Work instruction:
Copy every entry below verbatim, except for images.

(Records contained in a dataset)
+-------+

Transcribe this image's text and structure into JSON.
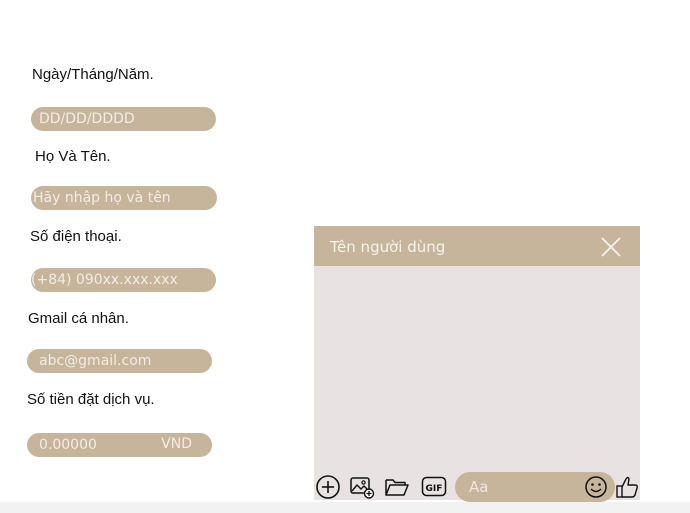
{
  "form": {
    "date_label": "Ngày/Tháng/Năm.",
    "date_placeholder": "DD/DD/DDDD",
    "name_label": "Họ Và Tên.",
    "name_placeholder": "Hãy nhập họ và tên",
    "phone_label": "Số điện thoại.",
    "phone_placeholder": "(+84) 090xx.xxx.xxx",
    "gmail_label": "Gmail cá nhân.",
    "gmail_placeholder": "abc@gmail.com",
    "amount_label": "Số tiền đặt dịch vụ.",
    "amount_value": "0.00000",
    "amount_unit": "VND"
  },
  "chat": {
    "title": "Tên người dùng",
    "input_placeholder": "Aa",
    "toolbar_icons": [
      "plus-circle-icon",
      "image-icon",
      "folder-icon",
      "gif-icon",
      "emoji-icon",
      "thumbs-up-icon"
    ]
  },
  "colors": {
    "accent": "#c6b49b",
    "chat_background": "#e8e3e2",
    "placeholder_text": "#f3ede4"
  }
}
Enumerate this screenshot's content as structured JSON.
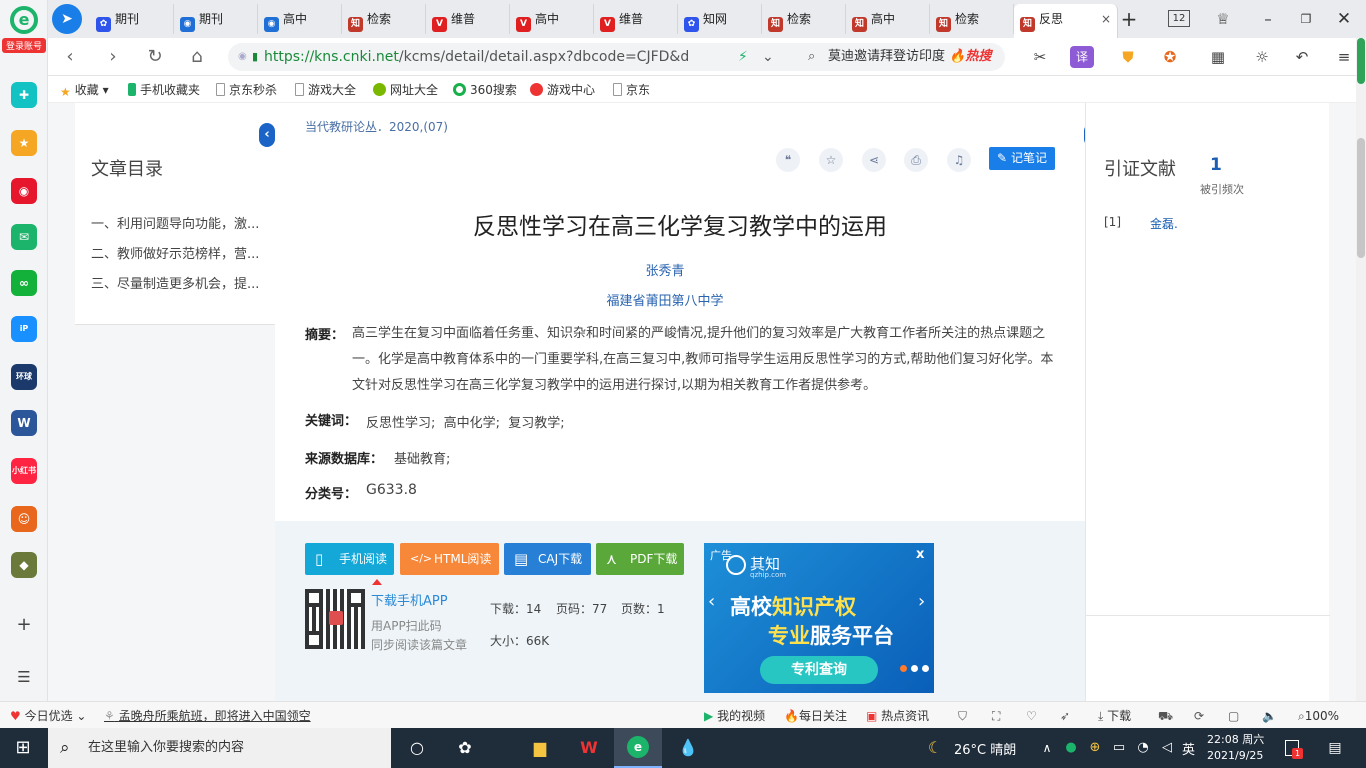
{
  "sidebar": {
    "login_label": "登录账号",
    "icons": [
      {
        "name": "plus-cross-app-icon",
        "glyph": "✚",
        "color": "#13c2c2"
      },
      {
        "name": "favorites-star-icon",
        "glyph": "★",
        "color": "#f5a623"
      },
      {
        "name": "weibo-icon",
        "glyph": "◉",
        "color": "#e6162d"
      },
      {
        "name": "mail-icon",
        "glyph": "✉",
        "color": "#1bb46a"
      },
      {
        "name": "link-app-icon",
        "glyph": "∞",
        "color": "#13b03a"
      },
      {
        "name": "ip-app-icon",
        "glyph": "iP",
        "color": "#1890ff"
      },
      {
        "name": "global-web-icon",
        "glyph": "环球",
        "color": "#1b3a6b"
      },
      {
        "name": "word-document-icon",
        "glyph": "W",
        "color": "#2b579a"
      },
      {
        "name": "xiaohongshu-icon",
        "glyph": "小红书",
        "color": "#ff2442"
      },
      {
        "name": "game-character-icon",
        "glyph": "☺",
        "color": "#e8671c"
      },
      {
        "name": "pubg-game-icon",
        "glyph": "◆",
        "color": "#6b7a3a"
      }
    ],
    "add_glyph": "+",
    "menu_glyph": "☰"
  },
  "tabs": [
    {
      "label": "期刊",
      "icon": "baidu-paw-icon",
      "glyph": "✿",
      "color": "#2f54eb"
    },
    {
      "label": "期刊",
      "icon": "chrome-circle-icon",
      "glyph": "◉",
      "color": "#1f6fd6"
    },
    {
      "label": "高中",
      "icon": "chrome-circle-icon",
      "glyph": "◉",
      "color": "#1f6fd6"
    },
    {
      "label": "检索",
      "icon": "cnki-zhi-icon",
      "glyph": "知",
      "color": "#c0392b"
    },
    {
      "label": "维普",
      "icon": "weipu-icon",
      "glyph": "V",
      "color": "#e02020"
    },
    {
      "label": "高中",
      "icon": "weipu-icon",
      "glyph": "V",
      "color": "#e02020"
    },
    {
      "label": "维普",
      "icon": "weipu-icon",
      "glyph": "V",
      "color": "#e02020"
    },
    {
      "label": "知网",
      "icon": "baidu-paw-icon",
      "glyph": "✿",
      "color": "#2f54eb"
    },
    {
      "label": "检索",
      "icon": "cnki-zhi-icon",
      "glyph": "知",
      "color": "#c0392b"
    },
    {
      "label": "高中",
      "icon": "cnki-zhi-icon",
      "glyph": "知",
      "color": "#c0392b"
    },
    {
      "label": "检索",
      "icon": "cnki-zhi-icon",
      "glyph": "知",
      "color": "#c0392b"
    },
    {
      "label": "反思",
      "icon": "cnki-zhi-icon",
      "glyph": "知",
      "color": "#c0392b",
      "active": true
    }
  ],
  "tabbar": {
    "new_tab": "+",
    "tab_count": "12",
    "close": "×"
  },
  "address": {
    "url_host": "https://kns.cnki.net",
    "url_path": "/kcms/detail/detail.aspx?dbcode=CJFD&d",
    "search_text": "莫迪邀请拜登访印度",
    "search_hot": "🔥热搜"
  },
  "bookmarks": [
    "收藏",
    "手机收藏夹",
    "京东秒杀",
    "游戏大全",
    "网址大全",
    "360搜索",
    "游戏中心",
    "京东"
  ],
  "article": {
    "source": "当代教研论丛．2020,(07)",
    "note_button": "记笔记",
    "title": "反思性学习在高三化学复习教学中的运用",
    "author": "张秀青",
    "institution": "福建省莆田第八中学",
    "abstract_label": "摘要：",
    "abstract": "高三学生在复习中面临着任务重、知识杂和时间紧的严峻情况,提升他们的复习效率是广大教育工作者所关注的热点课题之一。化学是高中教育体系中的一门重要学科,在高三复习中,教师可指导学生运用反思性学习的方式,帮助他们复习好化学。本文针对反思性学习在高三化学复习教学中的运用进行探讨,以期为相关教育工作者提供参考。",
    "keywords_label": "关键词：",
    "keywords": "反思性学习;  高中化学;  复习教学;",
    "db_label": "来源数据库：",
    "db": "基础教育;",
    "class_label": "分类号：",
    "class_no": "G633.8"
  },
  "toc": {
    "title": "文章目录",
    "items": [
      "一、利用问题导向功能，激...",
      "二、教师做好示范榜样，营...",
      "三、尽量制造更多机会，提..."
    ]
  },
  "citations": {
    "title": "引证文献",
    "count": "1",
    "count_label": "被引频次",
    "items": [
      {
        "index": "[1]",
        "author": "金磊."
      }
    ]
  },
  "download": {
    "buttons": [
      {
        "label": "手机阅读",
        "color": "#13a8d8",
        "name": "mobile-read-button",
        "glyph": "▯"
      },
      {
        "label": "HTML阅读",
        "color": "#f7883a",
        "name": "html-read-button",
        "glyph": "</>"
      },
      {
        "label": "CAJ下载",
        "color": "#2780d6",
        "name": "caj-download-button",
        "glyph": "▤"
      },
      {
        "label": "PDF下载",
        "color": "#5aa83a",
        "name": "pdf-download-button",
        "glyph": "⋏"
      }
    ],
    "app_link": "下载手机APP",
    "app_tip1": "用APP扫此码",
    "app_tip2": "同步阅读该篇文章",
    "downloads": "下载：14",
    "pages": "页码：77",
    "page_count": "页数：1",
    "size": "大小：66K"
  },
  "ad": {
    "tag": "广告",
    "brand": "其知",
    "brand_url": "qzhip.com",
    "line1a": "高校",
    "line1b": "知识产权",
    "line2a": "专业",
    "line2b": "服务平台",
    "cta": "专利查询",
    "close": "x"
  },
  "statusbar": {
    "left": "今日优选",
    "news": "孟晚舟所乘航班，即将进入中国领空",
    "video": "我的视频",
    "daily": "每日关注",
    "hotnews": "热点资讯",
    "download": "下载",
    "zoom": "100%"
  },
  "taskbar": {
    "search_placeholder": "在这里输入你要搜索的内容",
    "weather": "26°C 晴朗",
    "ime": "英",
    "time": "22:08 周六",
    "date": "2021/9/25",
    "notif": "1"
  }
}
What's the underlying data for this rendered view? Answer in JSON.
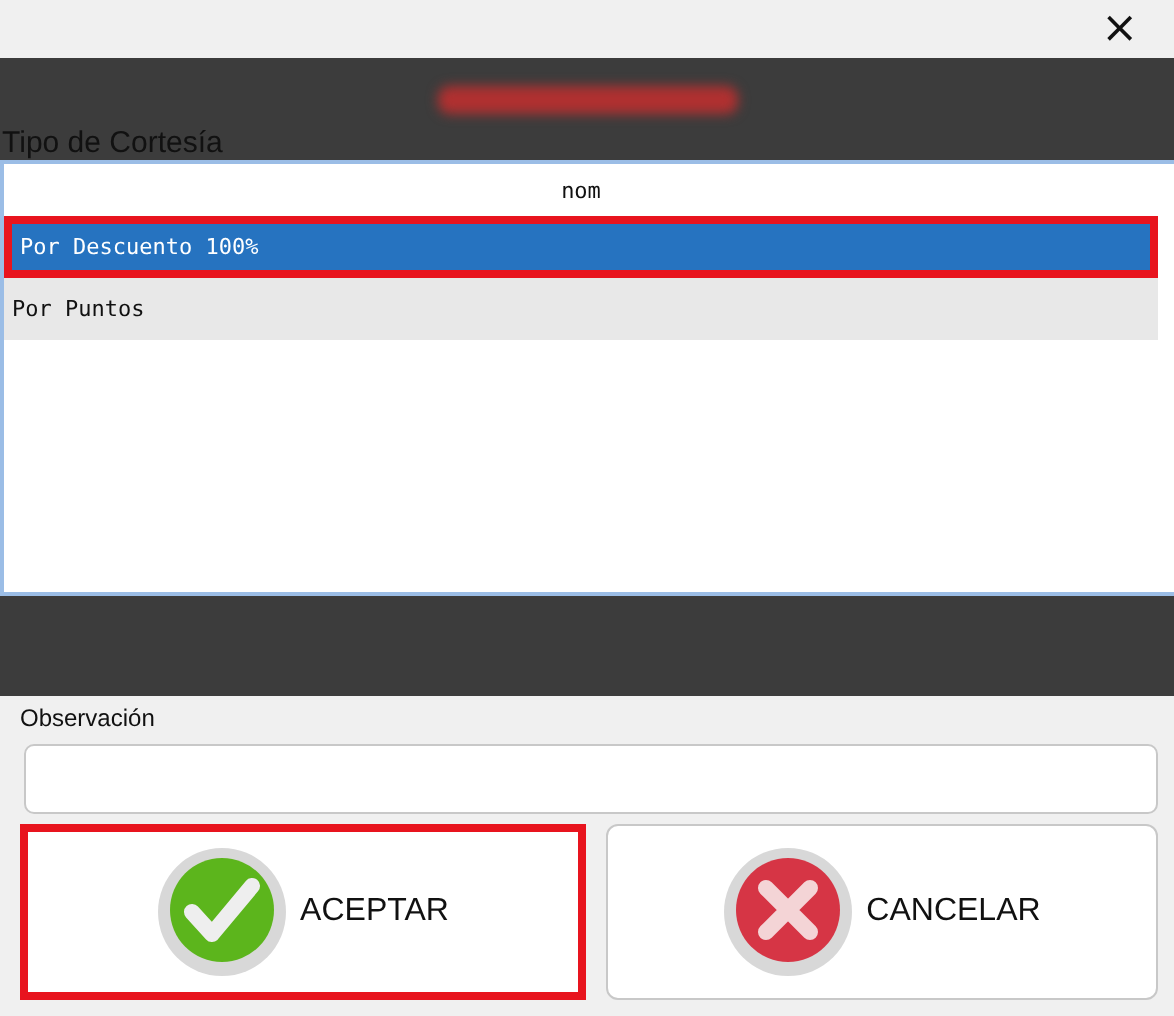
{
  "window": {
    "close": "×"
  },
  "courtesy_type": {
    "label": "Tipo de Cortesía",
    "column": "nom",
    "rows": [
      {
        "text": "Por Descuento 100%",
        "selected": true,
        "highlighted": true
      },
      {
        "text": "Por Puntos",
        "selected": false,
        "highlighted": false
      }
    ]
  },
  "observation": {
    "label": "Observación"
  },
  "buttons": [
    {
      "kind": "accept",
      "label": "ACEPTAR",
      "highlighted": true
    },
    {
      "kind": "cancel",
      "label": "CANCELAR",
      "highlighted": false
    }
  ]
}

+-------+

Solution to this task:
Transcribe this image's text and structure into JSON.
{
  "form": {
    "date_label": "Ngày/Tháng/Năm.",
    "date_placeholder": "DD/DD/DDDD",
    "name_label": "Họ Và Tên.",
    "name_placeholder": "Hãy nhập họ và tên",
    "phone_label": "Số điện thoại.",
    "phone_placeholder": "(+84) 090xx.xxx.xxx",
    "gmail_label": "Gmail cá nhân.",
    "gmail_placeholder": "abc@gmail.com",
    "amount_label": "Số tiền đặt dịch vụ.",
    "amount_value": "0.00000",
    "amount_unit": "VND"
  },
  "chat": {
    "title": "Tên người dùng",
    "input_placeholder": "Aa",
    "toolbar_icons": [
      "plus-circle-icon",
      "image-icon",
      "folder-icon",
      "gif-icon",
      "emoji-icon",
      "thumbs-up-icon"
    ]
  },
  "colors": {
    "accent": "#c6b49b",
    "chat_background": "#e8e3e2",
    "placeholder_text": "#f3ede4"
  }
}
Enumerate this screenshot's content as structured JSON.
{
  "sidebar": {
    "login_label": "登录账号",
    "icons": [
      {
        "name": "plus-cross-app-icon",
        "glyph": "✚",
        "color": "#13c2c2"
      },
      {
        "name": "favorites-star-icon",
        "glyph": "★",
        "color": "#f5a623"
      },
      {
        "name": "weibo-icon",
        "glyph": "◉",
        "color": "#e6162d"
      },
      {
        "name": "mail-icon",
        "glyph": "✉",
        "color": "#1bb46a"
      },
      {
        "name": "link-app-icon",
        "glyph": "∞",
        "color": "#13b03a"
      },
      {
        "name": "ip-app-icon",
        "glyph": "iP",
        "color": "#1890ff"
      },
      {
        "name": "global-web-icon",
        "glyph": "环球",
        "color": "#1b3a6b"
      },
      {
        "name": "word-document-icon",
        "glyph": "W",
        "color": "#2b579a"
      },
      {
        "name": "xiaohongshu-icon",
        "glyph": "小红书",
        "color": "#ff2442"
      },
      {
        "name": "game-character-icon",
        "glyph": "☺",
        "color": "#e8671c"
      },
      {
        "name": "pubg-game-icon",
        "glyph": "◆",
        "color": "#6b7a3a"
      }
    ],
    "add_glyph": "+",
    "menu_glyph": "☰"
  },
  "tabs": [
    {
      "label": "期刊",
      "icon": "baidu-paw-icon",
      "glyph": "✿",
      "color": "#2f54eb"
    },
    {
      "label": "期刊",
      "icon": "chrome-circle-icon",
      "glyph": "◉",
      "color": "#1f6fd6"
    },
    {
      "label": "高中",
      "icon": "chrome-circle-icon",
      "glyph": "◉",
      "color": "#1f6fd6"
    },
    {
      "label": "检索",
      "icon": "cnki-zhi-icon",
      "glyph": "知",
      "color": "#c0392b"
    },
    {
      "label": "维普",
      "icon": "weipu-icon",
      "glyph": "V",
      "color": "#e02020"
    },
    {
      "label": "高中",
      "icon": "weipu-icon",
      "glyph": "V",
      "color": "#e02020"
    },
    {
      "label": "维普",
      "icon": "weipu-icon",
      "glyph": "V",
      "color": "#e02020"
    },
    {
      "label": "知网",
      "icon": "baidu-paw-icon",
      "glyph": "✿",
      "color": "#2f54eb"
    },
    {
      "label": "检索",
      "icon": "cnki-zhi-icon",
      "glyph": "知",
      "color": "#c0392b"
    },
    {
      "label": "高中",
      "icon": "cnki-zhi-icon",
      "glyph": "知",
      "color": "#c0392b"
    },
    {
      "label": "检索",
      "icon": "cnki-zhi-icon",
      "glyph": "知",
      "color": "#c0392b"
    },
    {
      "label": "反思",
      "icon": "cnki-zhi-icon",
      "glyph": "知",
      "color": "#c0392b",
      "active": true
    }
  ],
  "tabbar": {
    "new_tab": "+",
    "tab_count": "12",
    "close": "×"
  },
  "address": {
    "url_host": "https://kns.cnki.net",
    "url_path": "/kcms/detail/detail.aspx?dbcode=CJFD&d",
    "search_text": "莫迪邀请拜登访印度",
    "search_hot": "🔥热搜"
  },
  "bookmarks": [
    "收藏",
    "手机收藏夹",
    "京东秒杀",
    "游戏大全",
    "网址大全",
    "360搜索",
    "游戏中心",
    "京东"
  ],
  "article": {
    "source": "当代教研论丛．2020,(07)",
    "note_button": "记笔记",
    "title": "反思性学习在高三化学复习教学中的运用",
    "author": "张秀青",
    "institution": "福建省莆田第八中学",
    "abstract_label": "摘要：",
    "abstract": "高三学生在复习中面临着任务重、知识杂和时间紧的严峻情况,提升他们的复习效率是广大教育工作者所关注的热点课题之一。化学是高中教育体系中的一门重要学科,在高三复习中,教师可指导学生运用反思性学习的方式,帮助他们复习好化学。本文针对反思性学习在高三化学复习教学中的运用进行探讨,以期为相关教育工作者提供参考。",
    "keywords_label": "关键词：",
    "keywords": "反思性学习;  高中化学;  复习教学;",
    "db_label": "来源数据库：",
    "db": "基础教育;",
    "class_label": "分类号：",
    "class_no": "G633.8"
  },
  "toc": {
    "title": "文章目录",
    "items": [
      "一、利用问题导向功能，激...",
      "二、教师做好示范榜样，营...",
      "三、尽量制造更多机会，提..."
    ]
  },
  "citations": {
    "title": "引证文献",
    "count": "1",
    "count_label": "被引频次",
    "items": [
      {
        "index": "[1]",
        "author": "金磊."
      }
    ]
  },
  "download": {
    "buttons": [
      {
        "label": "手机阅读",
        "color": "#13a8d8",
        "name": "mobile-read-button",
        "glyph": "▯"
      },
      {
        "label": "HTML阅读",
        "color": "#f7883a",
        "name": "html-read-button",
        "glyph": "</>"
      },
      {
        "label": "CAJ下载",
        "color": "#2780d6",
        "name": "caj-download-button",
        "glyph": "▤"
      },
      {
        "label": "PDF下载",
        "color": "#5aa83a",
        "name": "pdf-download-button",
        "glyph": "⋏"
      }
    ],
    "app_link": "下载手机APP",
    "app_tip1": "用APP扫此码",
    "app_tip2": "同步阅读该篇文章",
    "downloads": "下载：14",
    "pages": "页码：77",
    "page_count": "页数：1",
    "size": "大小：66K"
  },
  "ad": {
    "tag": "广告",
    "brand": "其知",
    "brand_url": "qzhip.com",
    "line1a": "高校",
    "line1b": "知识产权",
    "line2a": "专业",
    "line2b": "服务平台",
    "cta": "专利查询",
    "close": "x"
  },
  "statusbar": {
    "left": "今日优选",
    "news": "孟晚舟所乘航班，即将进入中国领空",
    "video": "我的视频",
    "daily": "每日关注",
    "hotnews": "热点资讯",
    "download": "下载",
    "zoom": "100%"
  },
  "taskbar": {
    "search_placeholder": "在这里输入你要搜索的内容",
    "weather": "26°C 晴朗",
    "ime": "英",
    "time": "22:08 周六",
    "date": "2021/9/25",
    "notif": "1"
  }
}
What's the underlying data for this rendered view? Answer in JSON.
{
  "window": {
    "close": "×"
  },
  "courtesy_type": {
    "label": "Tipo de Cortesía",
    "column": "nom",
    "rows": [
      {
        "text": "Por Descuento 100%",
        "selected": true,
        "highlighted": true
      },
      {
        "text": "Por Puntos",
        "selected": false,
        "highlighted": false
      }
    ]
  },
  "observation": {
    "label": "Observación"
  },
  "buttons": [
    {
      "kind": "accept",
      "label": "ACEPTAR",
      "highlighted": true
    },
    {
      "kind": "cancel",
      "label": "CANCELAR",
      "highlighted": false
    }
  ]
}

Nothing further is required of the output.